Gluten ataxia is an autoimmune disorder in which the antibodies that are released when digesting gluten attack part of the brain by mistake.
Gluten is a protein found in wheat, rye, and barley. Though most people have no trouble with digesting this protein, many people have a gluten sensitivity or a disease called celiac sprue.
People who have issues digesting gluten may develop digestive problems and cause damage to the small intestine when they eat something containing gluten.
In some cases, the body's reaction to gluten can become quite severe. In these cases, the body starts to attack the central nervous system, which may cause gluten ataxia.
When somebody has gluten ataxia, the antibodies that are released when they digest gluten attack part of the brain called the cerebellum.
The cerebellum is the part of the brain located in the back of the head above the neck. The cerebellum is responsible for movement and has a direct impact on activities such as:
The symptoms of gluten ataxia start off mild and gradually become worse over time. When left untreated, the condition could lead to permanent damage.
There is also evidence that people who suffer from gluten ataxia will show signs of cerebellar atrophy. Cerebellar atrophy is the shrinkage of the cerebellum.
Unfortunately, gluten ataxia is a relatively new discovery and not yet widely accepted by doctors and other medical professionals. This can make a diagnosis and proper treatment difficult to obtain.
However, there are groups of researchers dedicated to spreading information about this rare condition.
Gluten ataxia is a progressive condition, which means that symptoms may start off mild and almost unnoticed, and gradually progress to being debilitating.
The symptoms of gluten ataxia are similar to symptoms of other ataxia conditions, which can make it tricky to get an accurate diagnosis.
Some of the more typical symptoms a person may experience include:
- problems with general movements, such as walking or arm control
- issues with coordination
- loss of precise movement skills, such as the ability to write or button a shirt
- difficulty talking
- vision issues
- symptoms of nerve damage in the hands, feet, and limbs
Although gluten ataxia is a gluten sensitivity issue, digestive issues are not typically a symptom.
Progression over time
Gluten ataxia is a slowly progressive disease. It is very similar to other types of ataxia that also affect the cerebellum. This can make it difficult to diagnose or recognize as a specific, treatable condition.
It is not uncommon for a person's general movement skills to be affected first, which is typically demonstrated by trouble walking. A person is more likely to:
- have an abnormal way of walking
As the disease progresses, a person may start to notice issues with:
- balance when standing
- difficulty with speech
- writing or getting dressed
When a person first experiences these symptoms, it is likely that they can reverse the progression through eliminating gluten from their diet.
If the condition is not stopped, however, the worsening symptoms can become permanent.
Gluten ataxia is still not a fully recognized condition. This means that the actual number of cases is difficult to determine.
Some researchers have estimated that potentially up to 41 percent of all people with ataxia of unknown origin may have gluten ataxia.

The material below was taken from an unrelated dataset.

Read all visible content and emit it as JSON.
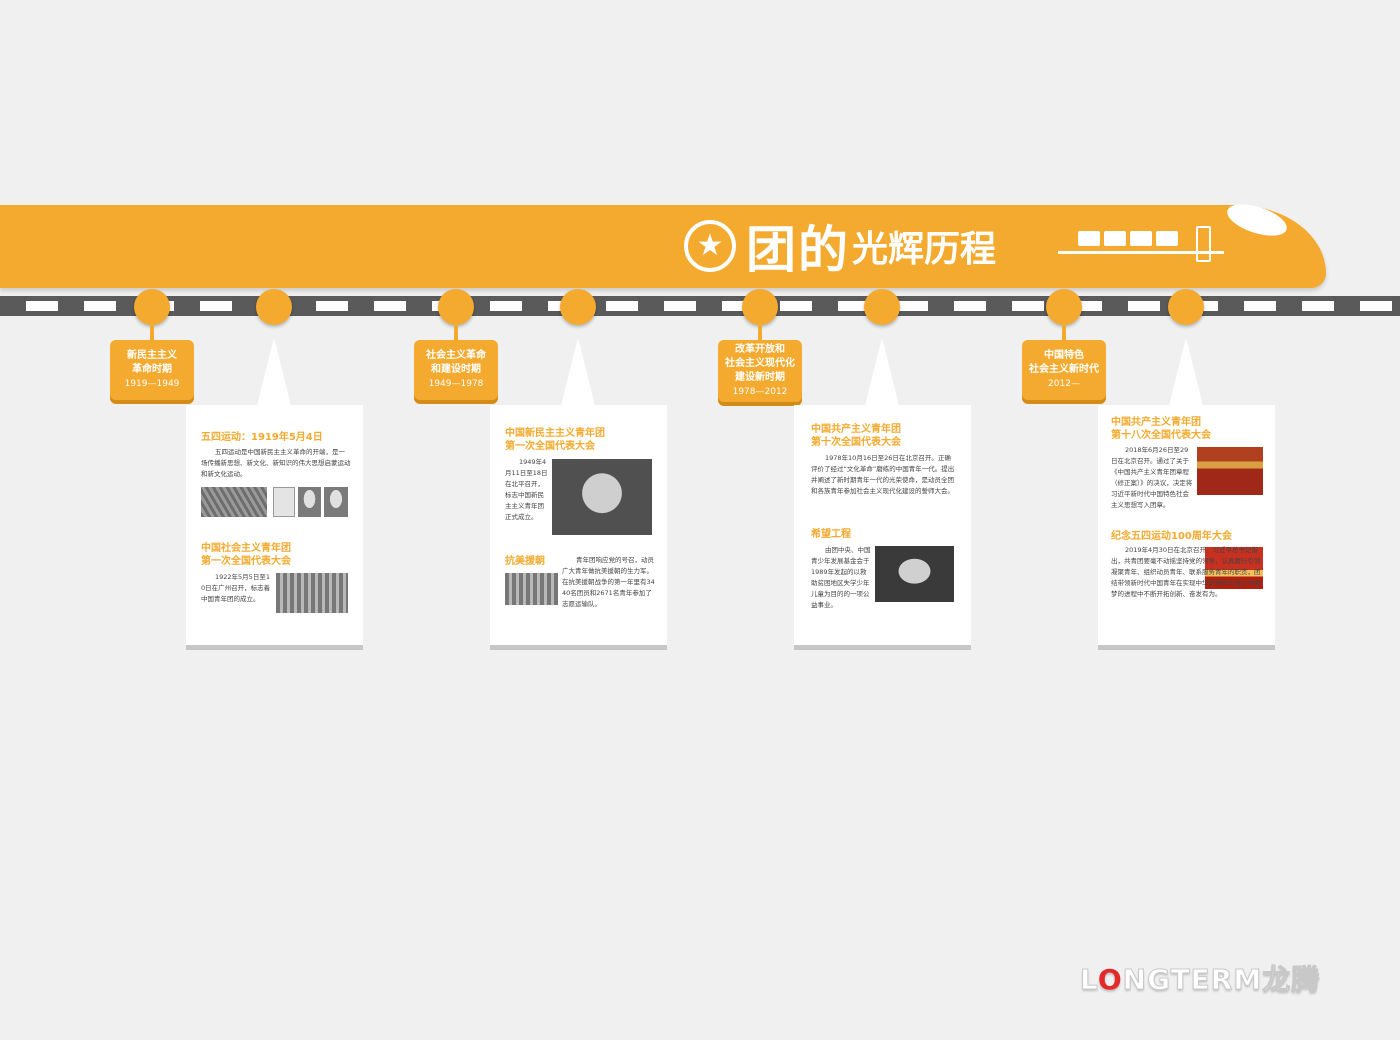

Other studies have indicated much lower numbers. One review of studies indicated a prevalence of roughly 23 percent in patients with unexplained ataxia.
Treatment is relatively simple and involves total removal of all gluten from a person's diet.
All gluten, including trace amounts of it, need to be removed entirely from the diet. Even small amounts can cause the gluten ataxia's progression to continue.
The symptoms can take some time to improve, even after the removal of gluten from the diet. It is essential that a person checks the ingredients on all food products to avoid accidentally consuming gluten.
Not all doctors agree that the removal of gluten from the diet will improve symptoms of unexplained ataxia. As such, they may not recommend or even mention the elimination of gluten from a person's diet as a potential cure for gluten ataxia.
However, anecdotal evidence suggests that people who remove gluten from their diet will see improvements in their ataxia symptoms.
It is unlikely that a person will get a specific diagnosis of gluten ataxia. Many doctors will not even test for it because of other more recognized forms of ataxia.
The methods used to diagnose the condition are also relatively new. Researchers recommend using techniques that doctors use to diagnose celiac disease, such as blood tests. A positive test result indicates that a person should start a strict gluten-free diet.
If symptoms improve, there is a strong likelihood that the person has gluten ataxia. The person should stick to the strict gluten-free diet for the remainder of their life to stop the condition from recurring.
A person diagnosed with gluten ataxia will notice their symptoms getting worse over time.
Without treatment, the central nervous system may become severely damaged, which will result in the symptoms becoming permanent.
Treatment involves a strict removal of gluten from a person's diet. The elimination of gluten will eventually cause the symptoms to clear up.
Since gluten ataxia is a relatively obscure condition, a person's doctor may not have heard of or recognize it.
Anyone who suspects that they have gluten ataxia may want to try a gluten-free diet, particularly if their symptoms have no other explanation. However, always check with a doctor that it is safe to start such a diet first.